Time for April's watch to go under the hammer. Big bucks. ?1,000-?1,500.
Had a chat to Nick the auctioneer. He'd have been slightly more cautious.
Not much more cautious! No, no!
Is this your first auction? Yes.
What do you think? Sum it up for me.
Lots of people and noise. Buzzing. Yeah. Great atmosphere. Fingers crossed,
it's going under the hammer right now.
This is what we've been waiting for. Hopefully a big surprise.
Rare, oversized, stainless steel navigator's watch.
In reasonable condition. Had a lot of interest presale.
I'm going to come straight in flat at ?1,000. ?1,000 bid with me.
And 50. 1,100.
(Straight in at 1,000.)
At ?1,200. 1,250. 1,300.
1,400. And 50.
1,550. 1,600. And 50.
1,700. And 50. 18. 1,850. 1,900. And 50. 2,000.
And 50. 2,100. 2,100.
2,150. 2,200. 2,250.
2,250 online. I've got 2,300. 2,300 on the phone.
April, do you need a seat?
Are we going to go 2,400? 2,300. Really?!
I've got 2,300. Come on, bid it up. 2,300 on the phone. 2,400.
They're loving this, aren't they?
2,600. The bid is at 2,600.
It's against you online. At ?2,600...

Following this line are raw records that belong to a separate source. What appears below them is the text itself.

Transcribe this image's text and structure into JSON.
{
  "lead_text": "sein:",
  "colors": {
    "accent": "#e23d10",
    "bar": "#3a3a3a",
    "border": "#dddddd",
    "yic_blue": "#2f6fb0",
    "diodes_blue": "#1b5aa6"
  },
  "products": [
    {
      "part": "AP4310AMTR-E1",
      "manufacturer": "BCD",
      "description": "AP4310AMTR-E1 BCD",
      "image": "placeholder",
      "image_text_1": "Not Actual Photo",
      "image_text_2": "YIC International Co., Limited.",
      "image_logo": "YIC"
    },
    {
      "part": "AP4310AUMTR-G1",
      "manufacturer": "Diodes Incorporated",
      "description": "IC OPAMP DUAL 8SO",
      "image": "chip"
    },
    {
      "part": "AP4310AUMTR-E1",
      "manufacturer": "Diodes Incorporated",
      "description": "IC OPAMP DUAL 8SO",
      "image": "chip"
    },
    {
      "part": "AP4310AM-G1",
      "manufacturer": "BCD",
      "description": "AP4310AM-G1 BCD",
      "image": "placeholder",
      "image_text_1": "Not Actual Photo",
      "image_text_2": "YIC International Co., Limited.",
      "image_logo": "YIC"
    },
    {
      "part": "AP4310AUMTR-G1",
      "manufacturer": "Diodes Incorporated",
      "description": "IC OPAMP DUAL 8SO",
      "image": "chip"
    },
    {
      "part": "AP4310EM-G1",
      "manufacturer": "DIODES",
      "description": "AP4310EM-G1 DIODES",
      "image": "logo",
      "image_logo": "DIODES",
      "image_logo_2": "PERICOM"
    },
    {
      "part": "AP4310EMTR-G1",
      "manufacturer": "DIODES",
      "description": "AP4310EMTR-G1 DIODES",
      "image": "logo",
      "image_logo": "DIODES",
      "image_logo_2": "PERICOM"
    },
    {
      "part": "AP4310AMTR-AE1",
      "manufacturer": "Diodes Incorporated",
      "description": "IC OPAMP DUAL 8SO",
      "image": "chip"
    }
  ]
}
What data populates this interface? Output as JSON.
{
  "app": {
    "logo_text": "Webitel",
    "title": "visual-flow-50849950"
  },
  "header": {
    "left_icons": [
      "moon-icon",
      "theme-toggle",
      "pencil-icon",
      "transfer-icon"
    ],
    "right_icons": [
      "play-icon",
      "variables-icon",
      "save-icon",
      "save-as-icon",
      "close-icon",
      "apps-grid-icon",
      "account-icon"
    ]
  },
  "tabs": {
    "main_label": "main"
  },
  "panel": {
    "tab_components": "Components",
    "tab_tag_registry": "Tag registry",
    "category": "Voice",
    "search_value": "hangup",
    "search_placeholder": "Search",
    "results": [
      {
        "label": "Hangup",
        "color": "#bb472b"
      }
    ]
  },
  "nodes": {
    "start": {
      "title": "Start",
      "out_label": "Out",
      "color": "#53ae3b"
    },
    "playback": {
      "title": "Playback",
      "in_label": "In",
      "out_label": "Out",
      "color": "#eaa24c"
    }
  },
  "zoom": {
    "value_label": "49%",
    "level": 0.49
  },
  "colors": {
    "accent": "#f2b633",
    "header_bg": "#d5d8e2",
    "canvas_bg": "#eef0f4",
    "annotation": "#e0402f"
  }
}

I've got 2,700. 2,800. Still climbing. At 2,800.
Oh, James, this is wonderful, isn't it?
At ?2,800. 2,900.
Come on. Round it up. 3,000. I knew we liked this lot. It's a rare one.
April, this is stunning. Isn't it? Good on your mum.
At ?3,000, going once. For 3,000 going twice.
Last and final call, at ?3,000 online I sell.
Come here! Gosh!
Well done. Well done. I told you there was going to be a surprise.
We left it till the end. I hope you enjoyed the show.
Sadly we have run out of time in Knutsford.
But what an end and what a day! You can always learn something.
Join us again next time for many more surprises.
Until then... Thank you. ..it's goodbye from all of us.
MUSIC: "Flog It!" Theme
I love you.
It's all under control.
Just when you think you've got it all sorted...
I love you.
It's all under control.
This is really good of you, Pam.
Mum, this is Dean.
Are you all right?
..things don't turn out quite as you'd expected.
This isn't over.
I don't know what to say.
Paul Martin greets a long queue of people all waiting for a valuation for their antiques and collectables at St John's Minster in the heart of Preston. Experts David Fletcher and James Lewis are spoilt for choice with items to value.
David finds some photographic ceramic tiles made by Poole pottery, and James shocks the owner of a big watch when he tells her his estimate. While in Lancashire, Paul gets a special invitation to look around Leighton Hall, home of the Gillow furniture-making family.